As newly obtained figures from the NHS show a dramatic increase in the number of young people being hospitalised following self-harm, a timely study in Archives of Suicide Research has reviewed what we know so far about how people who self-harm manage to stop. Tess Mummé and her colleagues identified 9 relevant studies to review – three quantitative, four qualitative, and two using a combination of these approaches – together involving hundreds of people aged 12 to 60, the majority female. Among the key insights, the researchers found family support is crucial for stopping self-harming, perhaps more than support from friends or professionals. But ultimately the review concludes that we need more research. Continue reading “Family support crucial for helping people to stop self-harming”

Walking lifts your mood, even when you don’t expect it to

By Christian Jarrett

The mere act of putting one foot in front of the other for a few minutes has a significant beneficial impact on our mood, regardless of where we do it, why we do it, or what effect we expect the walk to have. That’s according to a pair of psychologists at Iowa State University who claim their study, published in Emotion, is the first to strip away all the many confounds typically associated with exercise research – things like social contact, fresh air, nature, the satisfaction of reaching fitness goals, and the expectation of the activity being beneficial – to show that the simple act of walking, in and of itself, is a powerful mood lifter.

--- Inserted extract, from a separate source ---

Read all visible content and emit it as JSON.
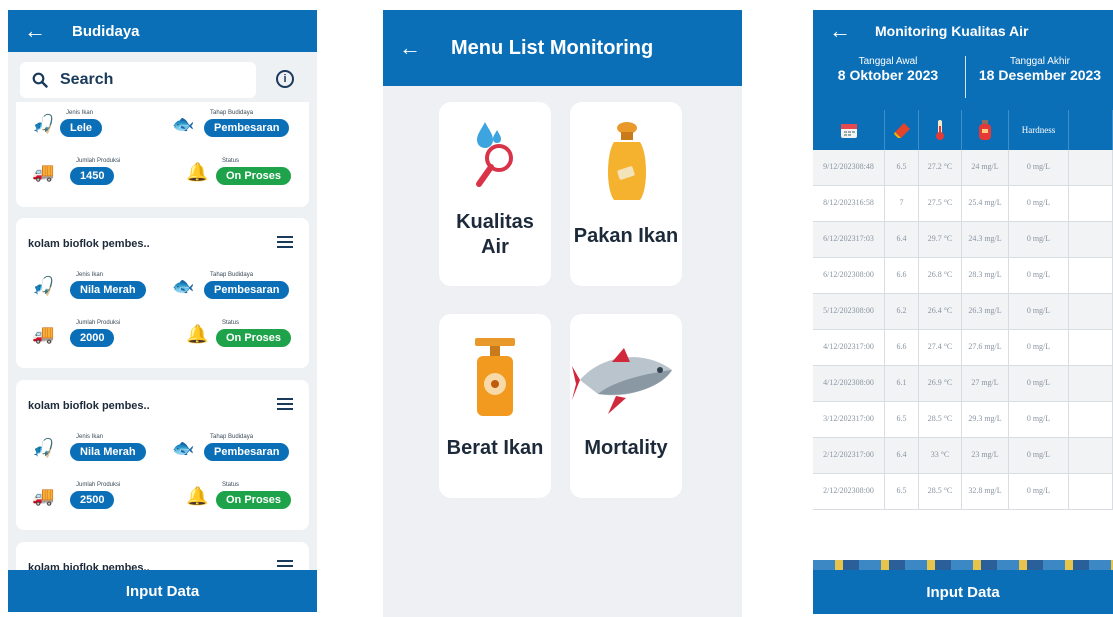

The reason, argue Jeffrey Miller and Zlatan Krizan, is connected with how we evolved to move to find food and other rewards, which means positive emotions are closely linked with our movement. In essence, the psychologists write, “movement not only causes increased positive affect [emotional feelings] … but movement partially embodies, or in a sense reflects, positive affect.” Continue reading “Walking lifts your mood, even when you don’t expect it to”